══ RECORDS TO USE
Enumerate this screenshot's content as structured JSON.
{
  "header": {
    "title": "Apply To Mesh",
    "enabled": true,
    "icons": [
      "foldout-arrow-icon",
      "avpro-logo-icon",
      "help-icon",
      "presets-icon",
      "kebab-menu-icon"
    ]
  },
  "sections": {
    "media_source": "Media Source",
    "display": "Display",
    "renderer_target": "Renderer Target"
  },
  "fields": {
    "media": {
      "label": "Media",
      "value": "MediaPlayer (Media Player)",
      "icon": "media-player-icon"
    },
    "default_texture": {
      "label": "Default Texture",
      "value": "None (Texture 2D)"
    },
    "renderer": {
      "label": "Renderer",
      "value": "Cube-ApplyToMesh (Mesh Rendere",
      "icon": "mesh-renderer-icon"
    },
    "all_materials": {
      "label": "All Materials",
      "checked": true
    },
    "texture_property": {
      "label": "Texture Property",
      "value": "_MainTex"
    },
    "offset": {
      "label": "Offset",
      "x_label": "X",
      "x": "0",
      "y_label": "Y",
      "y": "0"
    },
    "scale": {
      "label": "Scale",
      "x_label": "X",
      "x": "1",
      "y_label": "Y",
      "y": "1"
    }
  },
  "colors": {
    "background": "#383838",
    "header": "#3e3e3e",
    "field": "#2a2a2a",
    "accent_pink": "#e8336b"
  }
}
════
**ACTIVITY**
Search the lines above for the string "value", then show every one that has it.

**RESPONSE AREA**
      "value": "MediaPlayer (Media Player)",
      "value": "None (Texture 2D)"
      "value": "Cube-ApplyToMesh (Mesh Rendere",
      "value": "_MainTex"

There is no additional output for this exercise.